Sec. 11. The people of this State, in their right of sovereignty, are deemed to possess the original and ultimate property in'and to all lands within the jurisdiction of the State; and all lands the title to which shall fail, from a defect of heirs, shall revert, or escheat to the people. Sec. 12. All feudal tenures of every description, with all their
. incidents, are declared to be abolished, saving, how. ever, all rents and services certain which at any time heretofore have been lawfully created or reserved.
Sec. 13. All lands within this State are declared to be allodial, so that, subject only to the liability to escheat, the en. tire and absolute property is vested in the owners, according to the nature of their respective estates.
Sec. 14. No lease or grant of agricultural land, for a longer period than twelve years, hereafter made, in which shall be reserved any rent or service of any kind, shall be valid.
Sec. 15. All fines, quarter sales, or other like restraints upon alienation reserved in any grant of land, hereafter to be made, shall be void.
Sec. 16. No purchase or contract for the sale of lands in this State made since the fourteenth day of October, one thousand seven hundred and seventy-five; or which may hereafter be made, of, or with the Indians, shall be valid, unless made under the authority, and with the consent of the Legislature.
Sec. 17. Such parts of the common law, and of the acts of the Legislature of the colony of New York, as together did form the law of the said colony, on the nineteeth day of April, one thou
sand seven hundred and seventy-five, and the resolutions of the Congress of the said colony, and of the convention of the State of New York, in force on the twentieth day of April, one thousand seven hundred and seventy-seven, which have not since expired, or been repealed or altered; and such acts of the Legislature of this State as are now in force, shall be and continue the law of this State, subject to such alterations as the Legislature shall make concerning the same.
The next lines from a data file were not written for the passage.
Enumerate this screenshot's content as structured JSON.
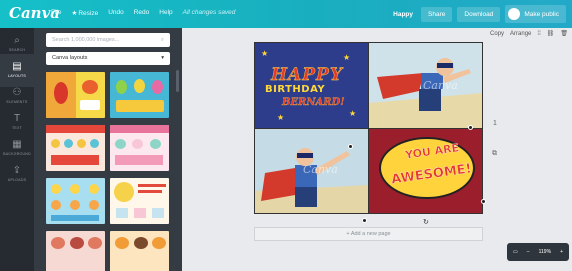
{
  "topbar": {
    "logo": "Canva",
    "menu": [
      "File",
      "Resize",
      "Undo",
      "Redo",
      "Help"
    ],
    "saved": "All changes saved",
    "doc_name": "Happy",
    "share": "Share",
    "download": "Download",
    "publish": "Make public"
  },
  "rail": [
    {
      "label": "SEARCH",
      "icon": "search-icon"
    },
    {
      "label": "LAYOUTS",
      "icon": "layouts-icon"
    },
    {
      "label": "ELEMENTS",
      "icon": "elements-icon"
    },
    {
      "label": "TEXT",
      "icon": "text-icon"
    },
    {
      "label": "BACKGROUND",
      "icon": "background-icon"
    },
    {
      "label": "UPLOADS",
      "icon": "uploads-icon"
    }
  ],
  "panel": {
    "search_placeholder": "Search 1,000,000 images...",
    "dropdown": "Canva layouts"
  },
  "canvas_tools": {
    "copy": "Copy",
    "arrange": "Arrange"
  },
  "design": {
    "happy": "HAPPY",
    "birthday": "BIRTHDAY",
    "name": "BERNARD!",
    "you_are": "YOU ARE",
    "awesome": "AWESOME!",
    "watermark": "Canva"
  },
  "page_number": "1",
  "add_page": "+ Add a new page",
  "zoom": "119%",
  "colors": {
    "topbar": "#19aebf",
    "rail": "#262b31",
    "panel": "#353b42",
    "design_blue": "#2e3c8c",
    "design_red": "#9b1e2d"
  }
}
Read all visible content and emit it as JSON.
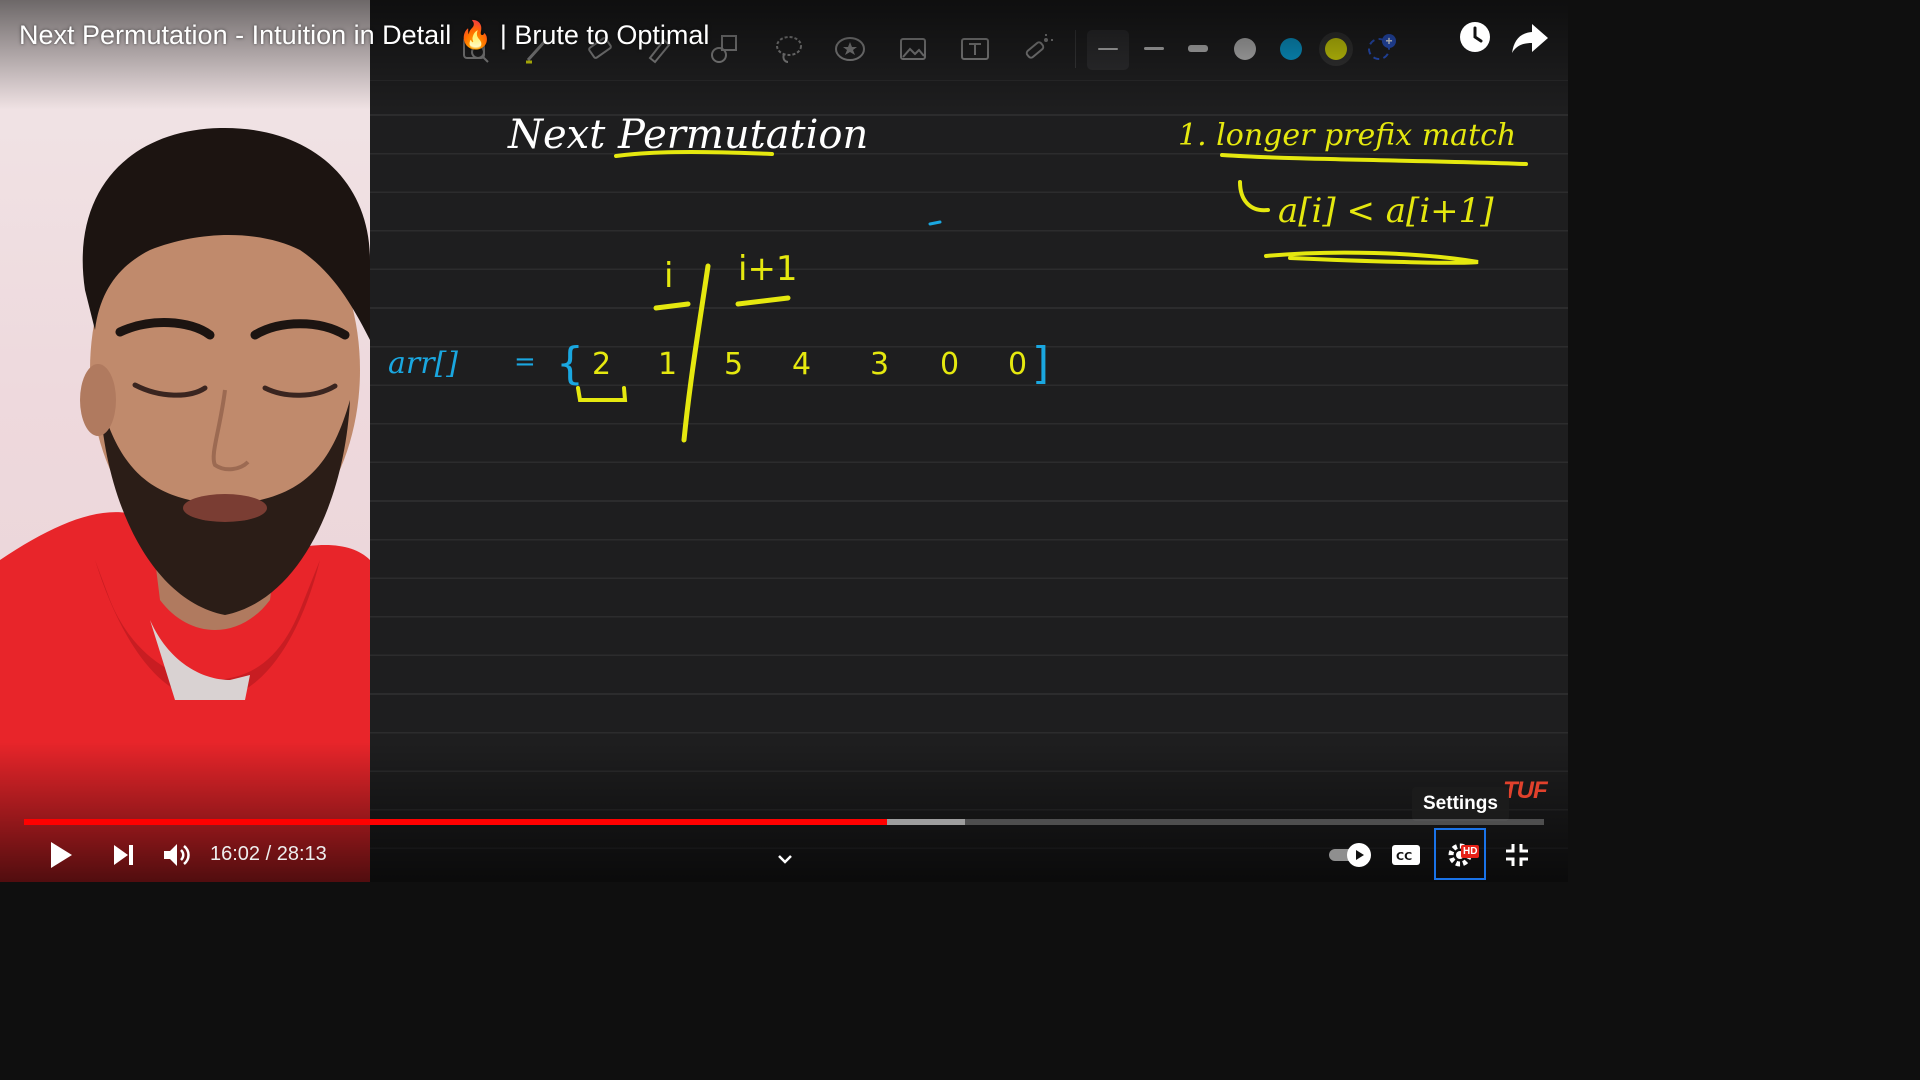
{
  "player": {
    "title": "Next Permutation - Intuition in Detail 🔥 | Brute to Optimal",
    "time_current": "16:02",
    "time_separator": " / ",
    "time_total": "28:13",
    "progress_played_fraction": 0.568,
    "progress_buffered_fraction": 0.619,
    "tooltip": "Settings",
    "hd_badge": "HD",
    "watermark": "TUF",
    "accent_color": "#ff0000"
  },
  "board_toolbar": {
    "tools": [
      "zoom-tool-icon",
      "pen-icon",
      "eraser-icon",
      "highlighter-icon",
      "shapes-icon",
      "lasso-icon",
      "sticker-icon",
      "image-icon",
      "text-box-icon",
      "laser-pointer-icon"
    ],
    "colors": [
      "#bdbdbd",
      "#0aa0d6",
      "#d4d70b"
    ],
    "selected_color": "#d4d70b"
  },
  "whiteboard": {
    "heading": "Next Permutation",
    "note_point": "1. longer prefix match",
    "note_condition": "a[i] < a[i+1]",
    "label_i": "i",
    "label_i_plus_1": "i+1",
    "array_name": "arr[]",
    "equals": "=",
    "array_values": [
      "2",
      "1",
      "5",
      "4",
      "3",
      "0",
      "0"
    ]
  }
}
But all such parts of the common law, and such of the said acts, or parts thereof, as are repugnant to this Constitution, are hereby abrogated; and the Legislature, at its first session after the adoption of this Constitution, shall appoint three commissioners, whose duty it shall be to reduce into a written and systematic code the whole body of the law of this State, or so much and such parts thereof as to the said commissioners shall seem practicable and expedient. And the said commissioners shall specify such alterations and amendments therein as they shall deem proper, and they shall at all times make reports of their proceedings to the Legislature, when called upon to do so; and the Legislature shall pass laws regulating the tenure of office, the filling of vacancies therein, and the compensation of the said commissioners, and shall also provide for the publication of the said code, prior to its being presented to the Legislature for adoption.
Sec. 18. All grants of land within the State, made by the king of Great Britain, or persons acting under his authority, after the fourteenth day of October, one thousand seven hundred and seventy-five, shall be null and void; but nothing contained in this Constitution shall affect any grants of land within this State, made by the authority of the said king or his predecessors, or shall annul any charters to bodies politic and corporate, by him or them, made before that day; or shall affect any such grants or charters since made by this State, or by persons acting under its authority; or shall impair the obligation of any debts contracted by the State, or individuals, or bodies corporate, or any other rights of property, or any suits, actions, rights of action, or other proceedings in courts of justice.
ARTICLE II. Section 1. Every male citizen of the age of twenty-one years who shall have been a citizen for ten days and an inhabitant of this State one year next preceding an election, and the last